### TASK TO CARRY OUT
Examine the data line by line and report how many lines include the word "THAT", with no additional output.

Dataset rows describing interfaces
------------------------------

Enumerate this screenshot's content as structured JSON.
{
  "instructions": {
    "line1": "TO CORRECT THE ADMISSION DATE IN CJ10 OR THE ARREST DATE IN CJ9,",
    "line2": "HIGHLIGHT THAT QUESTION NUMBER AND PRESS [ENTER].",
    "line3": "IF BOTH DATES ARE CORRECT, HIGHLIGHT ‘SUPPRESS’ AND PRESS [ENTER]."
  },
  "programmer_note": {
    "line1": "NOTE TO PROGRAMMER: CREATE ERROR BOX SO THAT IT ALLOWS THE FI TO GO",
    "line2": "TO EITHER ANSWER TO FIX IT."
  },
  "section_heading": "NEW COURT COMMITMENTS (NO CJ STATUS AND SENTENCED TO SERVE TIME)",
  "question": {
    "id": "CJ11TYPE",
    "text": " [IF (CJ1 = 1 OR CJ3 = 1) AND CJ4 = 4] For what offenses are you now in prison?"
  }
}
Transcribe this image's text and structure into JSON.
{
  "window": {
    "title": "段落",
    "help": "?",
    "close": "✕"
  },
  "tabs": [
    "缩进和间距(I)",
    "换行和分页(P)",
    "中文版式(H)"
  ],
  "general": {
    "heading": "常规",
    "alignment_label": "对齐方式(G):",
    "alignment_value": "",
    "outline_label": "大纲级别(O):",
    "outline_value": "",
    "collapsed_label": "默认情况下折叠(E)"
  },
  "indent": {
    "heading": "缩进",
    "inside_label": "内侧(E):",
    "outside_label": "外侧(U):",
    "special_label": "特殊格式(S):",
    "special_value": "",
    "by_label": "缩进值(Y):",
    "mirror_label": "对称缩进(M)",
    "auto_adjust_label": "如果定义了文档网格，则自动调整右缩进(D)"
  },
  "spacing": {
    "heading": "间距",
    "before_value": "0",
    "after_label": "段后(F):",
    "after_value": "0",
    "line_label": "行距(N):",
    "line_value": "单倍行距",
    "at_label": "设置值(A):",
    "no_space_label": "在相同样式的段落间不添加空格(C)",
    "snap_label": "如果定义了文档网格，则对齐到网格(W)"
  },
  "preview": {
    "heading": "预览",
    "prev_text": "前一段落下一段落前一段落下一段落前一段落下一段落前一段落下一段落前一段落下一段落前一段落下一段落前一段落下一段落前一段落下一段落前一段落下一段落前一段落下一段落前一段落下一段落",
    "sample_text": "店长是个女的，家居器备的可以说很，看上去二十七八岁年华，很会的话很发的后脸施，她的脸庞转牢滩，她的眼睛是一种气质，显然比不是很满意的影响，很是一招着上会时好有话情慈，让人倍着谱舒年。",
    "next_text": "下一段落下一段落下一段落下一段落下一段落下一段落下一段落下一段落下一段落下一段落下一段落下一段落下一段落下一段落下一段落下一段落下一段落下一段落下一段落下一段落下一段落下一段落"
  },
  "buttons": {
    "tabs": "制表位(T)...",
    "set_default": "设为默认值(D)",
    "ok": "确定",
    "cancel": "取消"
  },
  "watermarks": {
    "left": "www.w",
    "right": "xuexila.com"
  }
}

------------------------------

### PROBLEM SOLUTION
2